Dark-complexioned (read: Celtic), infirm, and destitute, the elder brother, Scroope – impossible to miss as a metaphor for the Irish people – lacks the athleticism of his hunter brother and father, and is thus charged with sloth (a common stereotype of the Irish), though his inaction is more due to infirmity of body than infirmity of character. As Father England fades away from the Irish landscape (coyly transplanted to the North Countree), which I interpret as symbolic of the migration of English landholders (called absentee landlords) from Ireland to Britain, our Anglo-Irish Charlie is endowed with the inheritance that should by rights belong to his older, more destitute sibling; but as in Anglo-Irish politics, favoritism prevails, and the less needy Charlie is granted a double portion while his brother suffers in penury until his demise.
What follows is both a Lefanuvian reflection on the source, effects, and desserts of sin, and a premonition of what will befall the Tory, Anglo-Irish class to which he belonged. Enjoying the lavish gifts of a distant national Father while their elder siblings (elder in that the native Irish clearly have a greater claim to their land as a birthright than the “younger,” transplanted Anglo-Irish), Le Fanu muses that Irish Protestants are ignorant of the reckoning that they will ultimately face. History proved him correct. The question might be raised, “we have accounted for six of the Seven Deadly Sins, but what of the seventh?”
Lust factors into Le Fanu’s work on a dependably regular manner. Desire, eroticism, and rape are frequent elements of his work, especially his ghost stories. Women feature hardly at all in “Squire Toby’s Will,” and yet there are distinct patterns of Lefanuvian sexuality present here, namely in his favorite symbol of eros, the bed. The bulldog is a disturbing phantom – the familiar or doppelganger of Squire Toby, right down to the bloated face and discolored head – and there is something vaguely phallic about its elongated neck and puffy head, something untoward about its nocturnal worrying about Charlie’s bed.
While (male) homoeroticism is not frequent per se in Le Fanu, it is hardly unheard of. “Green Tea” has fashionably been read as having homosexual symbolism (some viewing it as a metaphor for gay masturbation, etc.), and many of Le Fanu’s most notorious villains (the cozy Judge Horrocks, the foppish Justice Harbottle, the secret, Faustian companions of Ardagh and Sir Dominick) have positively overt tones of queerness.
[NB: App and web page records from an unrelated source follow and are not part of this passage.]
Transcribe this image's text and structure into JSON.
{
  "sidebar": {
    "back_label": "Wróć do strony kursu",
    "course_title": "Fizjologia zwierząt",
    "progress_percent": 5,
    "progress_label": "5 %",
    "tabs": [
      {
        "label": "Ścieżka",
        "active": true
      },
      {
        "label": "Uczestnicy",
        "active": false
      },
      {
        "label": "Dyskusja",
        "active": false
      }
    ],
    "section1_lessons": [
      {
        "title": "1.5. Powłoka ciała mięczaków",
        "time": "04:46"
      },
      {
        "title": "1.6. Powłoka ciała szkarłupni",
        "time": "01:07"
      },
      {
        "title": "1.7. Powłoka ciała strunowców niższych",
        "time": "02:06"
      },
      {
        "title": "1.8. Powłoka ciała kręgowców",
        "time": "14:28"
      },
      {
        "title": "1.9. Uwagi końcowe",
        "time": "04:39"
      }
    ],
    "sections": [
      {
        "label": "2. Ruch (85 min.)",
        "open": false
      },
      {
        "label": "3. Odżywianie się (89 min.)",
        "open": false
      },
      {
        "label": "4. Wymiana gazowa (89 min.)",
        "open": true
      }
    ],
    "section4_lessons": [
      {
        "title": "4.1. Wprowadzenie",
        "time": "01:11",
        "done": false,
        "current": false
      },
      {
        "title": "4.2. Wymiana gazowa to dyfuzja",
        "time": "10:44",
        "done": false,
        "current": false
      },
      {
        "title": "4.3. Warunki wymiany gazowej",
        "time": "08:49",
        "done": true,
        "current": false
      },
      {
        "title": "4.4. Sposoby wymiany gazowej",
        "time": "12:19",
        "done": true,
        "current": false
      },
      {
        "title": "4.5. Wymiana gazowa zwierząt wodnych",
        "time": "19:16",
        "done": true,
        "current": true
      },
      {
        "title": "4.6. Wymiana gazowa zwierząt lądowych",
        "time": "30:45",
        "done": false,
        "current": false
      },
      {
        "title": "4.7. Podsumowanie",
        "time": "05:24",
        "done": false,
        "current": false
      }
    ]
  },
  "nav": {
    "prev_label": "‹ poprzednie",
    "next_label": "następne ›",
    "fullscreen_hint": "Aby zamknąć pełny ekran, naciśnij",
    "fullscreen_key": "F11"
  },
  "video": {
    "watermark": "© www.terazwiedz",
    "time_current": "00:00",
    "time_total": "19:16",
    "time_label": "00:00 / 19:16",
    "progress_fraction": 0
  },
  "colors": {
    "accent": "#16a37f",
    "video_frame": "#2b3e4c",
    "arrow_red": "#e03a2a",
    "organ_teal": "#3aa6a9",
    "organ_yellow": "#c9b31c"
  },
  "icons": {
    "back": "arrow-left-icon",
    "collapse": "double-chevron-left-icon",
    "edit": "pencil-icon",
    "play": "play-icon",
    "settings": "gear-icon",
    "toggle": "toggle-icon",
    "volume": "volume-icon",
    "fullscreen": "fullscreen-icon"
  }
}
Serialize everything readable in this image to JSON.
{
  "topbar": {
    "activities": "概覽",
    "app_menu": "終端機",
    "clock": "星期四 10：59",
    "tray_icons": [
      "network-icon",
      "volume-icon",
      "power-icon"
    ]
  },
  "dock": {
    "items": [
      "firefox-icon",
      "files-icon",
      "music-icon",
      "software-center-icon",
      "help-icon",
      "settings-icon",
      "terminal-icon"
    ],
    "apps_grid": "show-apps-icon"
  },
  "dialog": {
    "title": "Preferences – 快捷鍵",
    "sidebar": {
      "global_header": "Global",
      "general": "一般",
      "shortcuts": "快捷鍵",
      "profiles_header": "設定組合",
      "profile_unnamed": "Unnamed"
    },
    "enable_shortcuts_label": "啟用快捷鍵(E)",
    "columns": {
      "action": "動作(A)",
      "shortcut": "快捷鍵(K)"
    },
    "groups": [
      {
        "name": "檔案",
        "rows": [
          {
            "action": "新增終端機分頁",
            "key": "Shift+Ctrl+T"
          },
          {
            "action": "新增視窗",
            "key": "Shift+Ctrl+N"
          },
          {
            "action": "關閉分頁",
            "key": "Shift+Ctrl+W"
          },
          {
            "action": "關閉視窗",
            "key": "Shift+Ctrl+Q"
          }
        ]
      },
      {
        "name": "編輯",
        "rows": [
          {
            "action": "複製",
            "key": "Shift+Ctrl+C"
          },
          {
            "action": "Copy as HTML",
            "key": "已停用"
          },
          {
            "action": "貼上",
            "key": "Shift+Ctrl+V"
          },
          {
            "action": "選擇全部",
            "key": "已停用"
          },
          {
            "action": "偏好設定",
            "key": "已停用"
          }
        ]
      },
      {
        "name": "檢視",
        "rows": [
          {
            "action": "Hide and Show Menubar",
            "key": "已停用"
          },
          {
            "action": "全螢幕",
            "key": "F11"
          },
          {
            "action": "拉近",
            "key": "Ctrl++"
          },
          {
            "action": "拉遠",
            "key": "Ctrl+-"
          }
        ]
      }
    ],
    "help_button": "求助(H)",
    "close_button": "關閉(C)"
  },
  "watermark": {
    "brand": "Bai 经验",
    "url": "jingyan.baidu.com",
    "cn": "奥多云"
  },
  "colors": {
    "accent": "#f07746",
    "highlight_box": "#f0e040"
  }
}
I would suggest that Le Fanu – in merging his moral and political fables – has located lust in the incestuous bedfellows of Father England and his Anglo-Irish offspring, who have whored themselves out to their parent in order to deprive their siblings of their birthright.
Like the Biblical Jacob (whose pseudo-incestuous machinations with his adoring mother stole the blessing of his father from his older brother Esau), Charlie has defied nature, morals, and tradition (a very un-conservative act, if we read him as symbolic of the Tory Episcopalians) through his relationship with his father. Squire Toby certainly seems to have an almost sado-masochistic relationship with his son, admiring his beauty, his athleticism, and his ability to physically dominate him, and Charlie’s questionable favor overrides Scroope’s natural ascendency as the firstborn. Just the same, Le Fanu seemed to view the relationship between the British and the Anglo-Irish as a shameful, incestuous conspiracy against a deserving sibling – one dominated by royal pride, militaristic violence, Anglo-Irish greed, gluttony, and envy, which collude in an act of political lust to take advantage of Ireland’s deep poverty by justifying it by characterizing destitution as sloth.